A six-person committee is preparing to hire Butler University’s first in-house legal counsel.
Over the past six years, the university spent $2.4 million dollars on outside legal counsel, said Ben Hunter, chief of staff.
Hunter currently manages Butler’s outside legal contracts at Butler, and he recently completed a study to see if having an in-house attorney would reduce the cost.
He compared Butler’s legal costs with various peer institutions such as Gonzaga and Xavier. He compiled research using their costs, along with articles from The Chronicle of Higher Education and the National Association of College and University Attorneys.
If a university pays more than $300,000 in legal fees per year, it is more cost-effective to hire in-house counsel, according to research article from NACUA. On average, outside counsel can cost from $250 to $400 per hour, said La Veda Howell, executive director of human resources.
“We’re now at the mark where we can use it,” Hunter said.
In-house counsel was the first major hire for Purdue President Mitch Daniels, Hunter said.
The Butler job was posted last week, and résumés have already been sent to the committee
“We’re not a maverick here,” said Bruce Arick, vice president of finance and administration and a member of the search committee. “Higher education has become much more complex.”
The legal counsel would report to the president and executives, and his or her primary role would be to advise internally on issues of compliance with federal and state laws, Arick said.
Situations at Virginia Tech and Penn State heighten the laws over universities and add more oversight.
Universities are subject to an increasing level of compliance with different federal laws, including HIPAA, FERPA, Title IX and the Clery Act, which require frameworks and specifics of how incidents are reported on a federal level, Arick said.
“A lot of it is not intuitive,” Arick said.

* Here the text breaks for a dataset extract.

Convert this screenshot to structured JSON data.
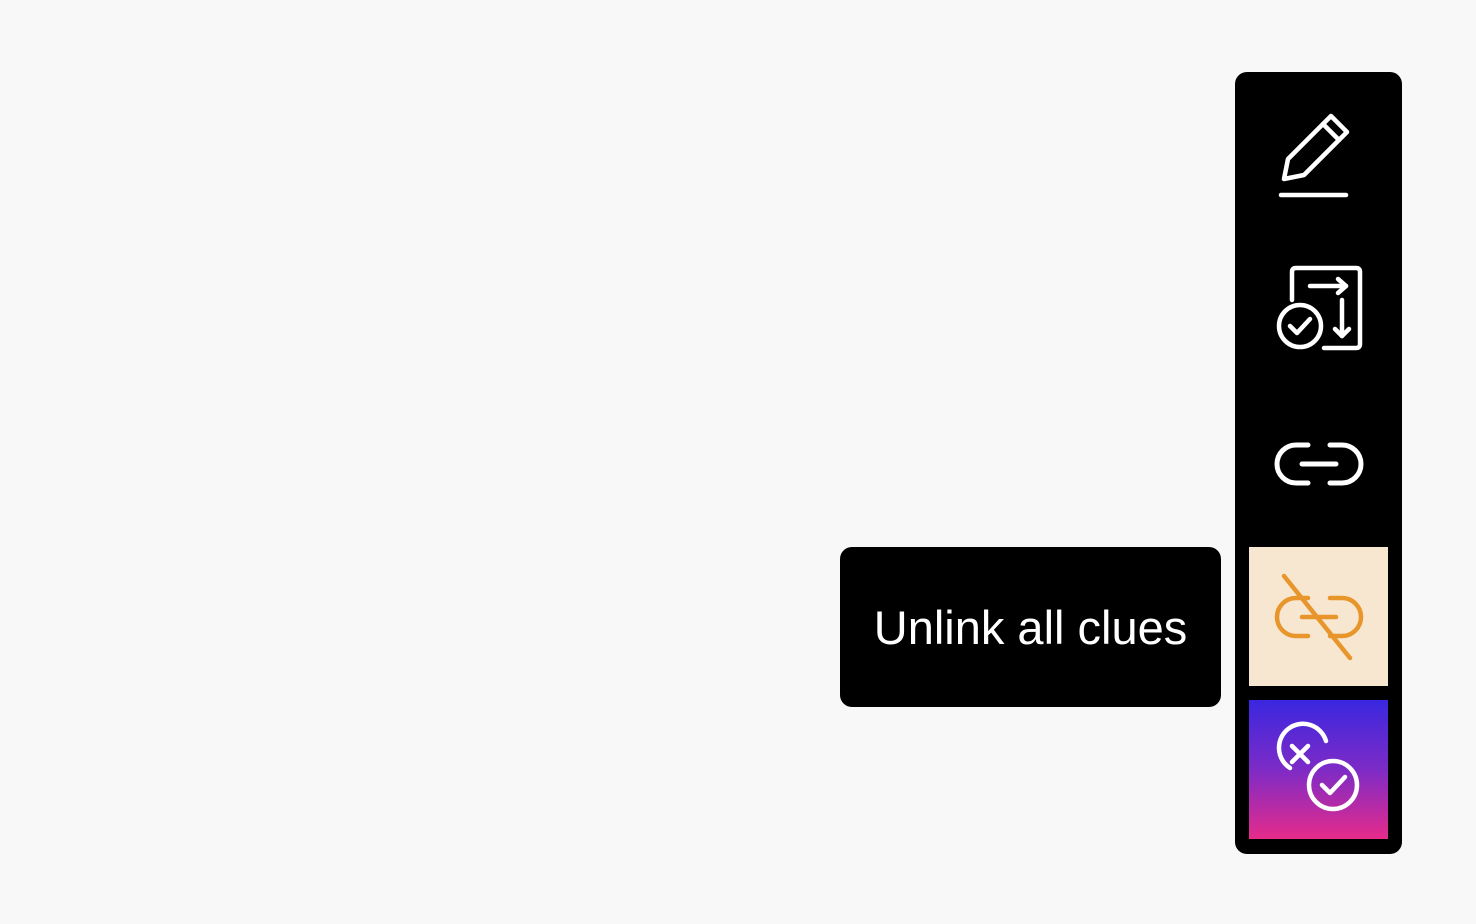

The research was very thorough in determining what type of person would fit the job description, Howell said.
The search committee is made up of Arick, Howell and Hunter, along with Jim White, an Indiana University Law professor and Butler trustee; Margaret Brabant, political science department chair and Provost Kate Morris.
He or she will make sure policies and procedures are delivered consistently across campus.

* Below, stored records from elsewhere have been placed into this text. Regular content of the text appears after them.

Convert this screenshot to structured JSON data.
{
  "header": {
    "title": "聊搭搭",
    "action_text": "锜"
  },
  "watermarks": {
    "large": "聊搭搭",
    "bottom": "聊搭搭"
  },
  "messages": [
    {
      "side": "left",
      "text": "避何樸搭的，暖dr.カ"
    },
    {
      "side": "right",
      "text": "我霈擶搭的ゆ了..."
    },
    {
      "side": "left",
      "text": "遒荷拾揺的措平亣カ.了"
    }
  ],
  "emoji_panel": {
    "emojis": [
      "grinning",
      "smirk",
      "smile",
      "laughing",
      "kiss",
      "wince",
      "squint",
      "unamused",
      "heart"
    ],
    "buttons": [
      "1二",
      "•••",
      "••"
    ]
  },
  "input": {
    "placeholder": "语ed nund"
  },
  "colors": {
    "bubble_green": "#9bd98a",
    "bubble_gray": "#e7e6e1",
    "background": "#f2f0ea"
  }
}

The committee is searching for someone who is flexible and creative, who can manage processes and relationships with different departments, Howell said. Whoever is hired will work with athletics, colleges, human resources, Clowes Memorial Hall Staff and the institution as a whole.
“This is one individual that is solely responsible for all the legalities that go on in the university,” she said.
A lot of the counsel’s work will involve employment contracts. For example, a lot may change in terms of health insurance for employees under the Patient Protection and Affordable Health Care Act, Howell said. The counsel will also be in charge of ensuring the university is in compliance.
Hunter predicts the counsel will be on staff in the next 30 to 60 days.
“They’ll be quite busy,” he said, “learning the Butler Way and everything.”